*Task*
No pictures go into the copy. Write out every line below exactly.

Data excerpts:
◇ ◇ ◇ ◇
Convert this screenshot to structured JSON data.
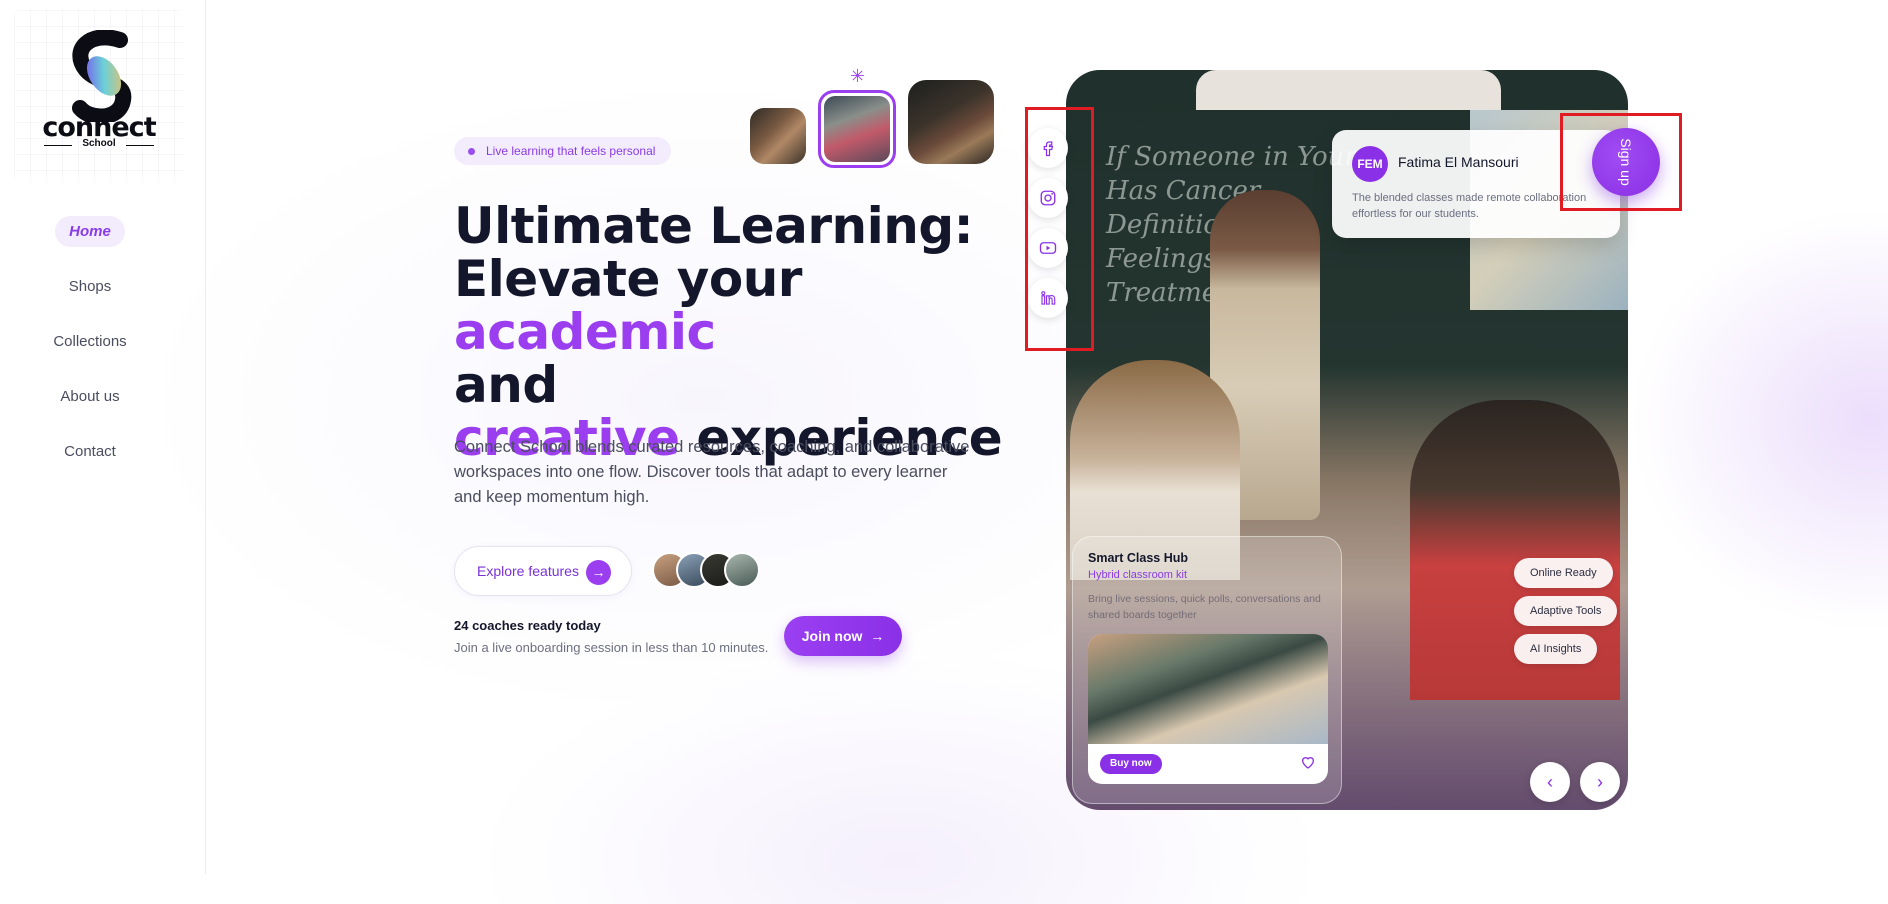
{
  "brand": {
    "name": "connect",
    "sub": "School"
  },
  "nav": {
    "items": [
      {
        "label": "Home",
        "active": true
      },
      {
        "label": "Shops"
      },
      {
        "label": "Collections"
      },
      {
        "label": "About us"
      },
      {
        "label": "Contact"
      }
    ]
  },
  "hero": {
    "pill": "Live learning that feels personal",
    "headline": {
      "line1": "Ultimate Learning:",
      "line2_a": "Elevate your ",
      "line2_b": "academic",
      "line3": "and",
      "line4_a": "creative",
      "line4_b": " experience"
    },
    "description": "Connect School blends curated resources, coaching, and collaborative workspaces into one flow. Discover tools that adapt to every learner and keep momentum high.",
    "explore_label": "Explore features",
    "coaches_title": "24 coaches ready today",
    "coaches_sub": "Join a live onboarding session in less than 10 minutes.",
    "join_label": "Join now"
  },
  "testimonial": {
    "initials": "FEM",
    "name": "Fatima El Mansouri",
    "quote": "The blended classes made remote collaboration effortless for our students."
  },
  "signup_label": "Sign up",
  "features": [
    "Online Ready",
    "Adaptive Tools",
    "AI Insights"
  ],
  "hub": {
    "title": "Smart Class Hub",
    "subtitle": "Hybrid classroom kit",
    "description": "Bring live sessions, quick polls, conversations and shared boards together",
    "buy_label": "Buy now"
  },
  "chalkboard": [
    "If Someone in Your",
    "Has Cancer",
    "Definitions",
    "Feelings",
    "Treatment"
  ],
  "colors": {
    "accent": "#9a3ef0",
    "highlight": "#e01b24"
  },
  "icons": {
    "socials": [
      "facebook-icon",
      "instagram-icon",
      "youtube-icon",
      "linkedin-icon"
    ]
  }
}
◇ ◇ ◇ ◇
*Worked solution*
Convert this screenshot to structured JSON data.
{
  "brand": {
    "name": "connect",
    "sub": "School"
  },
  "nav": {
    "items": [
      {
        "label": "Home",
        "active": true
      },
      {
        "label": "Shops"
      },
      {
        "label": "Collections"
      },
      {
        "label": "About us"
      },
      {
        "label": "Contact"
      }
    ]
  },
  "hero": {
    "pill": "Live learning that feels personal",
    "headline": {
      "line1": "Ultimate Learning:",
      "line2_a": "Elevate your ",
      "line2_b": "academic",
      "line3": "and",
      "line4_a": "creative",
      "line4_b": " experience"
    },
    "description": "Connect School blends curated resources, coaching, and collaborative workspaces into one flow. Discover tools that adapt to every learner and keep momentum high.",
    "explore_label": "Explore features",
    "coaches_title": "24 coaches ready today",
    "coaches_sub": "Join a live onboarding session in less than 10 minutes.",
    "join_label": "Join now"
  },
  "testimonial": {
    "initials": "FEM",
    "name": "Fatima El Mansouri",
    "quote": "The blended classes made remote collaboration effortless for our students."
  },
  "signup_label": "Sign up",
  "features": [
    "Online Ready",
    "Adaptive Tools",
    "AI Insights"
  ],
  "hub": {
    "title": "Smart Class Hub",
    "subtitle": "Hybrid classroom kit",
    "description": "Bring live sessions, quick polls, conversations and shared boards together",
    "buy_label": "Buy now"
  },
  "chalkboard": [
    "If Someone in Your",
    "Has Cancer",
    "Definitions",
    "Feelings",
    "Treatment"
  ],
  "colors": {
    "accent": "#9a3ef0",
    "highlight": "#e01b24"
  },
  "icons": {
    "socials": [
      "facebook-icon",
      "instagram-icon",
      "youtube-icon",
      "linkedin-icon"
    ]
  }
}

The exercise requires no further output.